We needed to deliver a prototype on-line exam quickly. Despite their simple appearance, on-line exams can have some complex interaction modes that are annoying to deal with in a client/server model.OpenLaszlo provided an excellent framework for quickly going from idea to solution.
The Birmingham Course approached us with the idea of
placing online a mock exam for their MRCPsych course. While the time constraints were tight, we thought there was an interesting opportunity in the project, and enjoyed the enthusiasm that The Birmingham Course brought to the table.
I would have liked to do some paper prototyping, and work through the issues that might arise before starting. However, we also wanted students currently enrolled in the course to trial an on-line version of the mock exam. This left us in a bit of a pickle: can you, in one-and-one-half weeks, go from concept to implementation for an on-line examination, and get it right? (I live far enough away from Birmingham that I didn’t have the ability to take a day or two and go up there to meet with the client.)

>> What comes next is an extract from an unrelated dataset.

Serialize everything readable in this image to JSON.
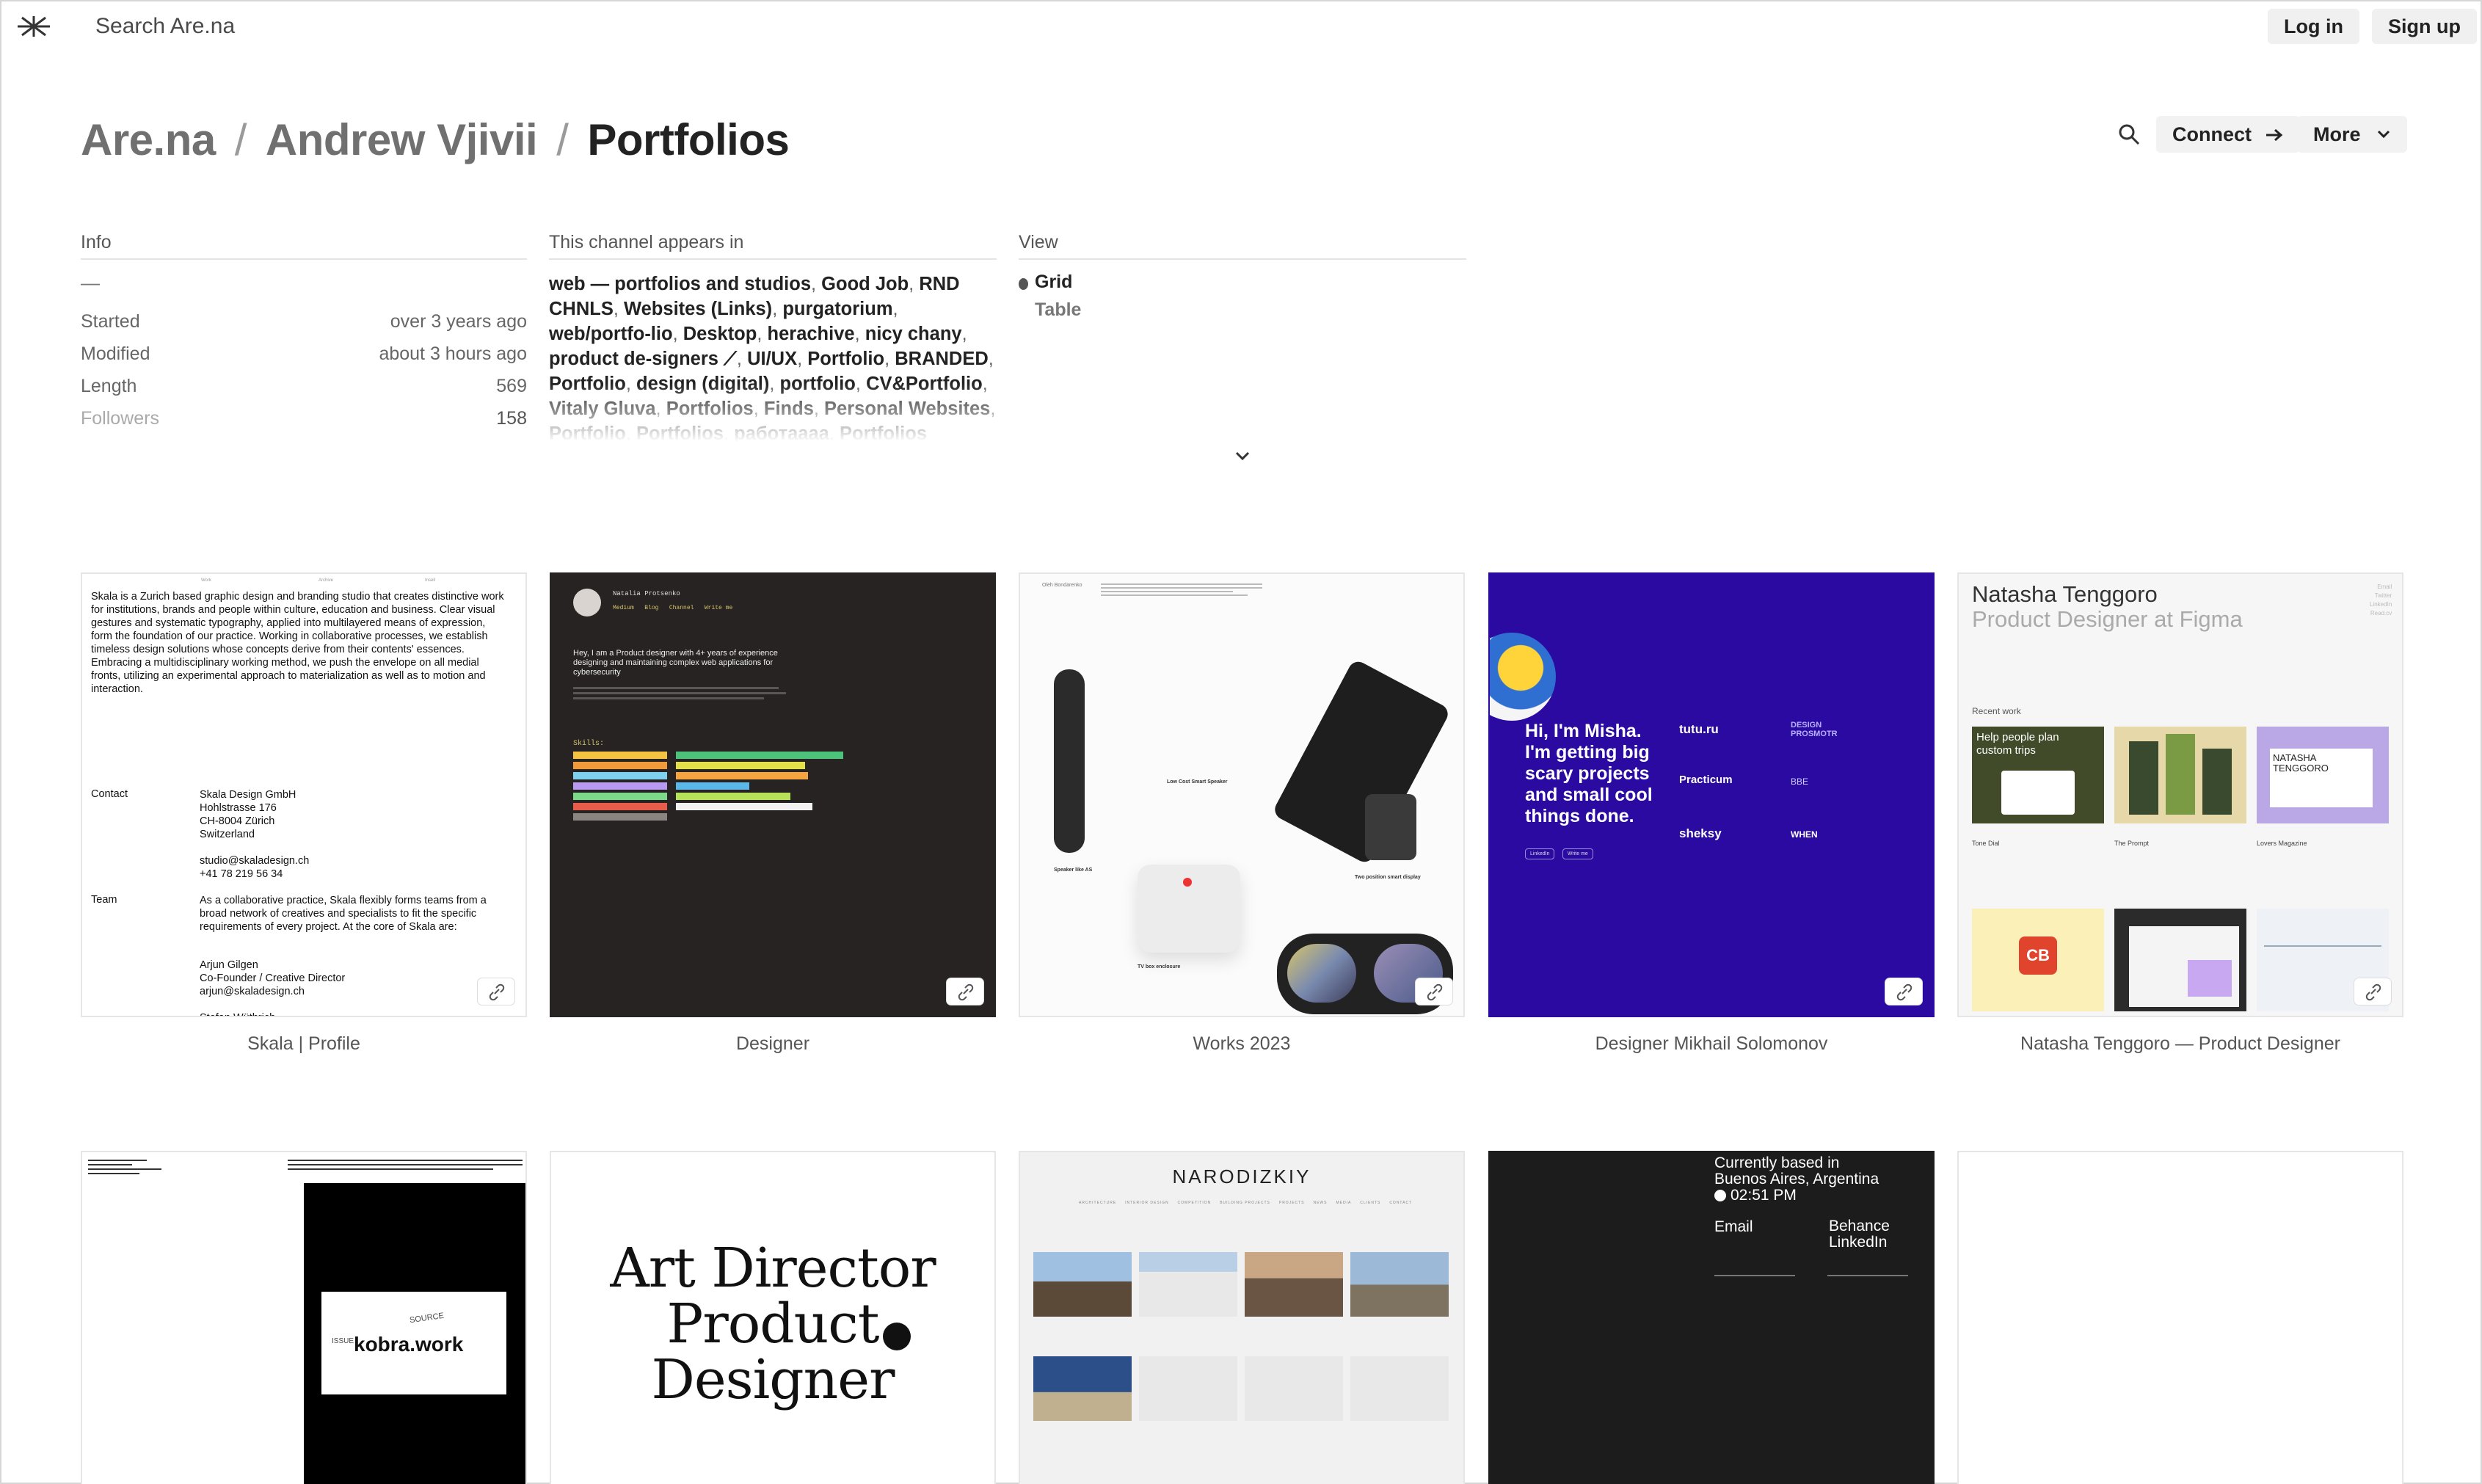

The mock exam had no data gathering requirements, nor were there any concerns with authentication and identifying users. Therefore, some of the trickier aspects of web-based application development were not concerns. However, we still needed to deliver 133 True/False questions, and 30 multiple-choice questions in a stateful way, so students could easily “go back” and change their answers, as well as get their end-of-exam score.
Enter OpenLaszlo. It has a compiler, that tells me when I make silly mistakes. It has a rich run-time environment, which includes an interactive debugging REPL. I can create a window as easily as saying
I was able to quickly prototype ideas for the customer, push them to the WWW, and let them interact with the application. While it is possible to do all kinds of RPC from OpenLaszlo, I chose to employ another really nice feature of the environment: SOLO application deployment. If you’re willing to give up some (not all) connectivity with remote hosts, OpenLaszlo apps can be compiled to a single, static Flash file. This means that any user with Flash 6 or better can interact with a very rich net-based app, and get a very desktop-like experience.
Food for thought. Point is, I liked it. And the customer loved it; the app behaved just the way they wanted. I don’t know what else I can say.